Kain Warwick, founder of DeFi derivatives platform Synthetix, argues that projects built on Ethereum can finally deliver on many of the promises that fintech failed to.
Despite ten years of development, Warwick said the fintech sector has been hamstrung by “trying to build overlays for the legacy infrastructure.”
They faced issues with a lack of interoperability between the “siloed” systems of financial institutions, regulatory barriers to innovation, and the vast expenses associated with mainstream compliance regimes. He said:
“The promise of fintech over the last ten years has run up against all of these impediments and barriers to entry, and Ethereum really removes those.”

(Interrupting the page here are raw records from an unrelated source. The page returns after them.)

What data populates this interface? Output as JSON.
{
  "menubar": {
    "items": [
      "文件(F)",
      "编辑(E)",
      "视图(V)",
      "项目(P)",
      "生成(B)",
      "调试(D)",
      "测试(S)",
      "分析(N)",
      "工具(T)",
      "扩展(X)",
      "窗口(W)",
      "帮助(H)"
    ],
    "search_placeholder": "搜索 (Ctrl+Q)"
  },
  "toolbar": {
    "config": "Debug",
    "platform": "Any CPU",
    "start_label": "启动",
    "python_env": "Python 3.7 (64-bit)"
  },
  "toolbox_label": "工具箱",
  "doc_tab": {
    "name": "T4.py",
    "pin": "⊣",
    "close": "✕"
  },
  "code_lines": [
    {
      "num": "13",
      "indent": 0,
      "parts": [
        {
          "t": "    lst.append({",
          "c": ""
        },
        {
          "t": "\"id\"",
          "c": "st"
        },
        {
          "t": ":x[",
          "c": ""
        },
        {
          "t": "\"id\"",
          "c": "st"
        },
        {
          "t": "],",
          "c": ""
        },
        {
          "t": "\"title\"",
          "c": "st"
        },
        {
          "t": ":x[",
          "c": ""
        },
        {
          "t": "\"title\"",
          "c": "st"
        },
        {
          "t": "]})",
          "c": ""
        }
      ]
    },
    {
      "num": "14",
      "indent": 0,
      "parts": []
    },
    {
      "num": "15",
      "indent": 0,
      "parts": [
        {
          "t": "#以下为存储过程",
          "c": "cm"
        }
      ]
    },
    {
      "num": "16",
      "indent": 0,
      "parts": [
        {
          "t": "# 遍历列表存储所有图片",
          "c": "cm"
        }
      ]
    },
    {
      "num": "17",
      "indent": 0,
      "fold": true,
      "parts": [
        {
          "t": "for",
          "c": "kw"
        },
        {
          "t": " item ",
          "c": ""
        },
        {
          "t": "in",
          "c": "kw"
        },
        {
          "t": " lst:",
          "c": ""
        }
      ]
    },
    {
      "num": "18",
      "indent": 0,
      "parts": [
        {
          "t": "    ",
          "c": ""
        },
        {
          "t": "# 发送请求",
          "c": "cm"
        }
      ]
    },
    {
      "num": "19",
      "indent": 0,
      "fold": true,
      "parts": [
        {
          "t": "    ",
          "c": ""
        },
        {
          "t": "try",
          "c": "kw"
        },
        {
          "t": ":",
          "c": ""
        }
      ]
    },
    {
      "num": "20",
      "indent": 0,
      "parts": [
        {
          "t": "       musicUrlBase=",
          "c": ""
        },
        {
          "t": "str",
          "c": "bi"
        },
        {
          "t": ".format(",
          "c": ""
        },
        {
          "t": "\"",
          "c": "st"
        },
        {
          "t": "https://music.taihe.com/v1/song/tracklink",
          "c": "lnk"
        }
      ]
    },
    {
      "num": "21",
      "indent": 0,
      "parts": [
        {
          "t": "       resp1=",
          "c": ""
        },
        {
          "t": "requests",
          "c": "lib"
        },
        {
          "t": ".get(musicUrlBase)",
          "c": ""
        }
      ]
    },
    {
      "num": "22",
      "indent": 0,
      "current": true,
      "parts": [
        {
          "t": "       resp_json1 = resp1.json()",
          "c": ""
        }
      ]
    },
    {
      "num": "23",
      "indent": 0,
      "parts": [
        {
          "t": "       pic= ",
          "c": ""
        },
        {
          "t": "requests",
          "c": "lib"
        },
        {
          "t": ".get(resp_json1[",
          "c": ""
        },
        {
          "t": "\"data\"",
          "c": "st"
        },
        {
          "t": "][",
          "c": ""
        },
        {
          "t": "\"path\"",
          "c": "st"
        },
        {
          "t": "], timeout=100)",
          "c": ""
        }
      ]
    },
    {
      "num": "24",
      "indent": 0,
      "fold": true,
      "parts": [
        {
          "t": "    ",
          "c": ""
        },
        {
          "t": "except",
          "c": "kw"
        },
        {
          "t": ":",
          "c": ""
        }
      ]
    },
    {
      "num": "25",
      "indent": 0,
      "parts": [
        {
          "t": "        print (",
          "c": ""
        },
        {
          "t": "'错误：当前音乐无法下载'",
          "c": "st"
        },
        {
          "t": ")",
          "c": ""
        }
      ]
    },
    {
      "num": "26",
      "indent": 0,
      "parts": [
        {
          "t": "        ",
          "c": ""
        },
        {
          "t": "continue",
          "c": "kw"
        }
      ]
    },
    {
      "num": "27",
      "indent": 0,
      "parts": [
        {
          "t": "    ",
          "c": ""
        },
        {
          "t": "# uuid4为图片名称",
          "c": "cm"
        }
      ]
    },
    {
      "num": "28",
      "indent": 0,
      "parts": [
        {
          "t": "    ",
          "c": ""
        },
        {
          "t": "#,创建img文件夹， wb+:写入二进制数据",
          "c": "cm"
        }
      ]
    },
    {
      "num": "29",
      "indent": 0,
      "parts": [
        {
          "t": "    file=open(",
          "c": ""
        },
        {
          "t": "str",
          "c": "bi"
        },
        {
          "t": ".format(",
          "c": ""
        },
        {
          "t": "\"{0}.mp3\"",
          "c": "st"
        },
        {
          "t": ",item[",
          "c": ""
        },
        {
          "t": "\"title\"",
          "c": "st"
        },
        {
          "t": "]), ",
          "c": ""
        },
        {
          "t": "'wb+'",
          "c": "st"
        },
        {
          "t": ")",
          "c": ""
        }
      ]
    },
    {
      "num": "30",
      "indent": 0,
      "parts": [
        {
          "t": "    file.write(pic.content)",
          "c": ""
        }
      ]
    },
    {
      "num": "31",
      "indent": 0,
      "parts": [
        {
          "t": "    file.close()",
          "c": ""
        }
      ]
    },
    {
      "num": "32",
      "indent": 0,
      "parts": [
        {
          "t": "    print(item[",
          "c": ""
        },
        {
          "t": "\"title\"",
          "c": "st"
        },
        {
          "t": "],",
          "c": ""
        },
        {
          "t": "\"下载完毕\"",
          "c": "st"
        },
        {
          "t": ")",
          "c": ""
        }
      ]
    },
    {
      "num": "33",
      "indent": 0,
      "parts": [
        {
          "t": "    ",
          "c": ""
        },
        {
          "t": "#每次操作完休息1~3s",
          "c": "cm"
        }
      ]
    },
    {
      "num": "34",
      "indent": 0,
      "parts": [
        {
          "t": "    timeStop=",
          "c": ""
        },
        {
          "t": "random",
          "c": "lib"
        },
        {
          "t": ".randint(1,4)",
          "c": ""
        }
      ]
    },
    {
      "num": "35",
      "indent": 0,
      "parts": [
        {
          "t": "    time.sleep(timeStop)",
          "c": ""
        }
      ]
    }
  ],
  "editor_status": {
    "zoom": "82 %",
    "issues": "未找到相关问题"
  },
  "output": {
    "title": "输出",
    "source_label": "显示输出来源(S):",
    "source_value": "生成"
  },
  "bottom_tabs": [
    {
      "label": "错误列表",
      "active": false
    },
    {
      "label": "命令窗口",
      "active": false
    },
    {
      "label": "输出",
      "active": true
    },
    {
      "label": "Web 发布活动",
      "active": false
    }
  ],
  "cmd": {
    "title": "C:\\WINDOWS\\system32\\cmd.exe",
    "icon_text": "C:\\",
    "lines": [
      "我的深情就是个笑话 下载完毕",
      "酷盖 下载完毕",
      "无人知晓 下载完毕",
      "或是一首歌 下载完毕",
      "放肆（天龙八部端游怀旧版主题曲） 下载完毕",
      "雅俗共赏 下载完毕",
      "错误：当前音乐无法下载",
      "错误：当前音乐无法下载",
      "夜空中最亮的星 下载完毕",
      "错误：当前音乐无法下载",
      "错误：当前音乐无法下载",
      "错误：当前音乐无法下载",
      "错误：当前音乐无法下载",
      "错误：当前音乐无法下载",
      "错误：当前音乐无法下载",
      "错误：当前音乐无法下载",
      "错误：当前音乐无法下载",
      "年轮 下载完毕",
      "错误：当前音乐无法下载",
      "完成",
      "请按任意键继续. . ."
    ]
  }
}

“Look at companies like TransferWise, where all of their effort is actually avoiding the legacy infrastructure — that’s just not a conducive environment to innovation,” said Warwick.
Warwick was speaking at a July 29 webinar, hosted by Melbourne cryptocurrency fund Apollo Capital.
Interoperability offers Ethereum agility
In contrast to the fintech sector, Warwick said Ethereum comprises an open-permissionless platform boasting inherent interoperability — where “once someone deploys some new piece of infrastructure, it is, by default, accessible to everyone else.”
“Some of the Synthetix contracts, for example, have been taken and integrated into new projects […] and that’s just not something that you have the ability to do in the fintech world,” said Warwick.
Warwick added that a capacity for interoperability with the existing legacy infrastructure is “required” if DeFi is to onboard significant users from outside of the crypto community.
DeFi adoption still ‘tiny’ outside of crypto
Despite his optimistic outlook for DeFi, Warwick noted that the DeFi space is still in its “very early phases.”
Noting that the popular browser extension Metamask has seen over four million downloads, Warwick describes its adoption as “amazing from a crypto perspective,” but is still “tiny” in terms of “real-world” engagement.